SHIPLEY: Syl Johnson is just one of those guys who fell through the cracks of not only the Chicago soul scene, but the national soul scene as well.

(SOUNDBITE OF SONG)

SHIPLEY: He lived his entire career in the shadows of two of soul music's largest names. The first side was James Brown, and then after doing some solo work, it was in the shadow of Al Green. And he had so much material. I mean, just his seminal 1969 record, "Is It Because I'm Black," was worthy of doing some kind of deluxe reissue of. But it had already been out on CD a handful of times, so it just expanded. And then it was, well, why don't we do everything he recorded up 'til 1972. And once we wrapped our brains around how massive the scope of the project was going to be, became really easy to see that it was necessary to do.

MARTIN: So, you've been nominated in two categories for Best Historical Album and for Best Album Notes. Best Album Notes, does anyone - I don't mean this to be flip - but in the age of digital music, do people really read liner notes anymore?

SHIPLEY: You know, we have a lot of arguments about this in our office. We spend so much time working on our liner notes and we sit down sometimes and say, well, God, why are we arguing over this? Nobody's, you know, 10 percent of the people are going to read this anyway so. But I think there's a service there because there's a historical kind of scholarship happening that nobody else is doing this work. And if in 20 or 30 years someone wants to look back on the career of Syl Johnson, I'd like to think that they'd come to our box set first and say, well, this is the place we start.
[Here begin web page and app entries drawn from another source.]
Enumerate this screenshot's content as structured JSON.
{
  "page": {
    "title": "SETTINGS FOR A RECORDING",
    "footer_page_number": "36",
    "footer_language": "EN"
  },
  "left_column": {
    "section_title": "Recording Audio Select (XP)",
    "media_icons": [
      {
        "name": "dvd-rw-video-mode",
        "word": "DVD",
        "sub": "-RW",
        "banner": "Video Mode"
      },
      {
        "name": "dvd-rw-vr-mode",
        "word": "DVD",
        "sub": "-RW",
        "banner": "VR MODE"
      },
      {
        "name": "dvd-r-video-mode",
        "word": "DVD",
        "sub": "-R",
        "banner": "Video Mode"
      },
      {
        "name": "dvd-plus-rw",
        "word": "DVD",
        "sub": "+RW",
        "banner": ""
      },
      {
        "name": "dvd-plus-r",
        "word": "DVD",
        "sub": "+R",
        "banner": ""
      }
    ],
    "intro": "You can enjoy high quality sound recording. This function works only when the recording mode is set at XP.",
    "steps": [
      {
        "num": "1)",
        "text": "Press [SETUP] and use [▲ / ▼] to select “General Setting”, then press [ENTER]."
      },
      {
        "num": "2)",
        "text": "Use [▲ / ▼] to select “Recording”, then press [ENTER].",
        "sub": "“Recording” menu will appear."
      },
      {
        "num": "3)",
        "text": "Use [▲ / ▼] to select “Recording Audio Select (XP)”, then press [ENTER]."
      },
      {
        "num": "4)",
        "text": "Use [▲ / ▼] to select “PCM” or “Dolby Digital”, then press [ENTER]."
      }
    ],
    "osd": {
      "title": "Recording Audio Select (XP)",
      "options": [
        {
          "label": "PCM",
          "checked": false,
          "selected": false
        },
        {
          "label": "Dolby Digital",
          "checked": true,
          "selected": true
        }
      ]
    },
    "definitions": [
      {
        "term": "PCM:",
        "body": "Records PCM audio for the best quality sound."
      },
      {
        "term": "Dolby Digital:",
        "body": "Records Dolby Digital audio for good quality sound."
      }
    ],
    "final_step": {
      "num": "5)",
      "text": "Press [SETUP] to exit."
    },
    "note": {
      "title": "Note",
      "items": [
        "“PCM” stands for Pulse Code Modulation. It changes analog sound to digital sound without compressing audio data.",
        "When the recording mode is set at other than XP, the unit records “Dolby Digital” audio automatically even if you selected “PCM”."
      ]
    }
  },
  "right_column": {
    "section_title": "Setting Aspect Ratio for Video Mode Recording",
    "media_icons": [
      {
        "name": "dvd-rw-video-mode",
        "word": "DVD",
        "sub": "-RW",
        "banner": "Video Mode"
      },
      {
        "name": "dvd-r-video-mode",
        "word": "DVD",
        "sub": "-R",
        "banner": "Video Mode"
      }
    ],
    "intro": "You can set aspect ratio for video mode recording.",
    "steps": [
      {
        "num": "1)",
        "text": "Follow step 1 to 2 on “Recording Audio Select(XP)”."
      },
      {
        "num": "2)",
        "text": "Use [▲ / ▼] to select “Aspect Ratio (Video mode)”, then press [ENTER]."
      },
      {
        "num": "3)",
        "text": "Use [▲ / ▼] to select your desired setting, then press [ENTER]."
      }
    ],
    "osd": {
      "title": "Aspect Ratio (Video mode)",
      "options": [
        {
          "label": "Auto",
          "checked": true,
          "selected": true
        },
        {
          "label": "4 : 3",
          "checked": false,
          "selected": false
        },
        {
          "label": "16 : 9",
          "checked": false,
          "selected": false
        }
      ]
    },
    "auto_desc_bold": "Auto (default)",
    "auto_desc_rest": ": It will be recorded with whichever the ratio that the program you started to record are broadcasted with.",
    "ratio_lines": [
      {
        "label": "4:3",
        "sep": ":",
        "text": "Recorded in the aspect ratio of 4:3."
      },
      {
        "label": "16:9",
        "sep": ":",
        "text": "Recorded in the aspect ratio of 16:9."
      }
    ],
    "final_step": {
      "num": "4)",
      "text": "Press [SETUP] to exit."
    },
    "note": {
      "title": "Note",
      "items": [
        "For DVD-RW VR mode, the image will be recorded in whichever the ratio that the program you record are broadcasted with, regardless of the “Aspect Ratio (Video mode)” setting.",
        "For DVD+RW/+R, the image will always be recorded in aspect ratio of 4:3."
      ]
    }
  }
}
MARTIN: Is there a particular song in this complication that spoke to you personally during all your research?

SHIPLEY: I mean, there's so many to name. But I guess "Is It Because I'm Black" is, you know, we dedicate an entire section just to that song. It's his kind of lasting au revoir and he wrote it after Dr. King was shot.

(SOUNDBITE OF SONG, "IS IT BECAUSE I'M BLACK")
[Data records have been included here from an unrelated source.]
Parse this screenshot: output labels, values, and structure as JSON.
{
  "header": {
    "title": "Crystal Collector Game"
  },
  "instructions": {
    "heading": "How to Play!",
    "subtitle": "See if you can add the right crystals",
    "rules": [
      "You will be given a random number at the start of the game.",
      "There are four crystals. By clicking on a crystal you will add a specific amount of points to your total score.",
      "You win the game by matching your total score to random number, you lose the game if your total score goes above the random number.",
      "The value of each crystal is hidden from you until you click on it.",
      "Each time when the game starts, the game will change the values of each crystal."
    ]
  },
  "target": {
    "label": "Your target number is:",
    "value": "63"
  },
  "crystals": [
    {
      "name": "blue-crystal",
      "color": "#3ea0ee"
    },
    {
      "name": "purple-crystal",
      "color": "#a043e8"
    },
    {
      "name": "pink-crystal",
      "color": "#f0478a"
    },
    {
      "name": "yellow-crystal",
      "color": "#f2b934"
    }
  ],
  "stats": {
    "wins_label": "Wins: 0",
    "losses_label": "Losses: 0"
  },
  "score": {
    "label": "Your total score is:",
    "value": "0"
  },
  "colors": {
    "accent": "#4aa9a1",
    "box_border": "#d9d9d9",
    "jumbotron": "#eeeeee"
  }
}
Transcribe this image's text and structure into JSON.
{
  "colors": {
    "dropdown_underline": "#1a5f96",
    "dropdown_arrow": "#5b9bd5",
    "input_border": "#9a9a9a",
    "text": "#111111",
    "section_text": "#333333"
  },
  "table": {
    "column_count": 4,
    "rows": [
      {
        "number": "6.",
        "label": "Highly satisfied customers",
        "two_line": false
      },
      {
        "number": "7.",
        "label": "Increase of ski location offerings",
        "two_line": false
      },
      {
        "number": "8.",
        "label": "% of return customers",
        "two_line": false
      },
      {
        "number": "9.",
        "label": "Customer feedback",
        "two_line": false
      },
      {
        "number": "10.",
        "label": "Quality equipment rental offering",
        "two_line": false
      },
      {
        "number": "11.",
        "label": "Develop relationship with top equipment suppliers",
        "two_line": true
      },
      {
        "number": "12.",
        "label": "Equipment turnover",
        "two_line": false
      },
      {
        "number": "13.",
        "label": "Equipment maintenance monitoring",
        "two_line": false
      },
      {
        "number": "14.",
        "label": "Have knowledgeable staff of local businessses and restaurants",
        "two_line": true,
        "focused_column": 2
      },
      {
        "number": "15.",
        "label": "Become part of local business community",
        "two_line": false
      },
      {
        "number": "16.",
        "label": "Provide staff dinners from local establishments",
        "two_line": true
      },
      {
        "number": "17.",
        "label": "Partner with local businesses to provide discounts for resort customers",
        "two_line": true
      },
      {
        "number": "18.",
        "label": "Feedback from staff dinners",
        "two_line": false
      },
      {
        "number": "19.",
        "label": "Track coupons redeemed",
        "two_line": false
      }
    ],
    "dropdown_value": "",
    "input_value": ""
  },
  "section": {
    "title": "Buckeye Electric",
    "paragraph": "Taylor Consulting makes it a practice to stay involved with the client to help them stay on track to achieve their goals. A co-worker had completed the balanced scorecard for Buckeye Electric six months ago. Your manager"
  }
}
SHIPLEY: It's just the song that kind of exemplifies who he is and who he could be and had the power to be.

MARTIN: You've been nominated for a Grammy before. How does this particular album, how does this particular work measure up to others that's you've done?

SHIPLEY: Well, I feel like this is the best work I've done in my career. The Syl Johnson box set was a five-year labor of love for both me and my partners over at Numero. And it would be really special to win for this one not only because Syl Johnson is going to be in the audience but because he's the kind of guy who deserves. This is as close as he's probably ever going to get to any kind of lifetime achievement award and national recognition and he deserves to be recognized.

MARTIN: Grammy nominee Ken Shipley speaking with us from NPR West. Thanks so much for talking with us.

SHIPLEY: Thanks, Rachel. Transcript provided by NPR, Copyright NPR.